Creative, smart, sustainable, open, these are all buzz words to describe a city. But what do they mean in practical, measurable terms? Kraków, as many other European cities, strives to obtain these titles. In fact, it is already part of the UNESCO Creative Cities Network, so we can scratch that one out. A city, if anything, must be liveable and enjoyable for everyone. So, what could be more creative, sustainable, smart, inclusive and cool than a city for kids. After all, they are the future.
Is Kraków a city for kids? We think it is. So, we have put together a list of recommendations of indoor and outdoor activities for families. Whether you’re a local or a visitor, a parent or a big kid, we hope that it will help you have a memorable experience of Kraków.

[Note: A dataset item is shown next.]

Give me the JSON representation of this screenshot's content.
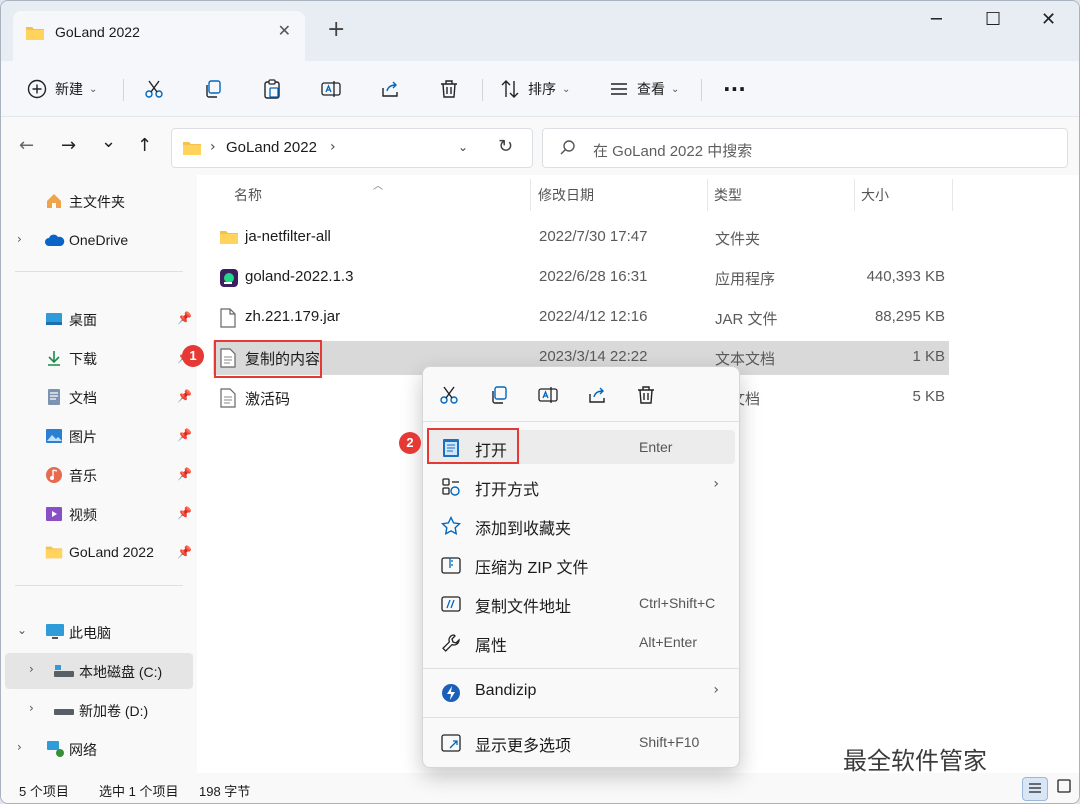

Check out our feature, Kraków with the Kids, for a full description of all the kinds of activities you can plan ahead with the family.
Bagry Lagoon ➔
The most popular swimming, sailing, sunbathing and recreation destination within city limits.
The Barbican ➔
The showpiece of the city’s medieval defences. It can be visited as an outdoor museum from April until the end of October, where you’ll learn the history of Kraków’s defensive walls.
Carriage Rides ➔
These handsome vehicles are available to hire for a leisurely sightseeing trot around town. Routes and prices are individually determined with the driver, but the most popular route from the market square to Wawel Hill is generally 200zł (about 30mins).
Dragon’s Den ➔
As legend would have it, the craggy chambers beneath Wawel were once home to Smok Wawelski, or the Wawel Dragon.
Dr. H. Jordan Park (Park Jordana) ➔
A 22 hectare cultivated patch of grass next to the Błonia is a favourite among the locals, especially children.
Kraków’s Zoo ➔
A 20 hectare park offering visitors the chance to see nearly 1500 animals of almost 300 species. Most of the exhibits are outdoors in the natural setting of the surrounding Wolski Forest.
Stanisław Lem Science Garden (Ogród Doświadczeń) ➔
A fun, interactive, educational park for kids named after local sci-fi author Stanisław Lem.
Park Krakowski ➔
This 5.1 hectare (12.5 acres) park next to ‘the Aleja‘ actually dates all the way back to 1885. It has been recently refurbished and reopened.
Obwarzanek Museum (Żywe Muzeum Obwarzanka) ➔
The parboiled dough rings which have been produced and sold in Kraków for over 600 years, are synonymous with the city. Learn more about them at this interactive educational museum next to Stary Kleparz.
Engineering Museum (Muzeum Inżynierii Miejskiej) ➔
Inside a late-19th century tram depot, it features multiple permanent and temporary exhibits. Usually full of old trams and trolleys, you’ll currently find interactive educational exhibits full of math and logic puzzles, brainteasers, basic mechanics and future technologies like virtual reality.
Groteska Theatre (Teatr Groteska) ➔
Kraków’s premier puppet and children’s theatre. Organising some of the city’s best events (like the amazing annual Dragon Parade), this theatre dates back to 1945.
This pricey family attraction inside Kraków’s former main train station attempts to bring Polish history to life in a way that will appeal to kids – via multimedia displays with LEGO.
Rynek Underground (Podziemia Rynku) ➔
A hi-tech and popular museum takes visitors four metres under the surface of the market square to explore the recently excavated medieval merchant stalls that predate today’s Cloth Hall, and to experience the city’s history over the course of some 6,000 metres of multimedia exhibits.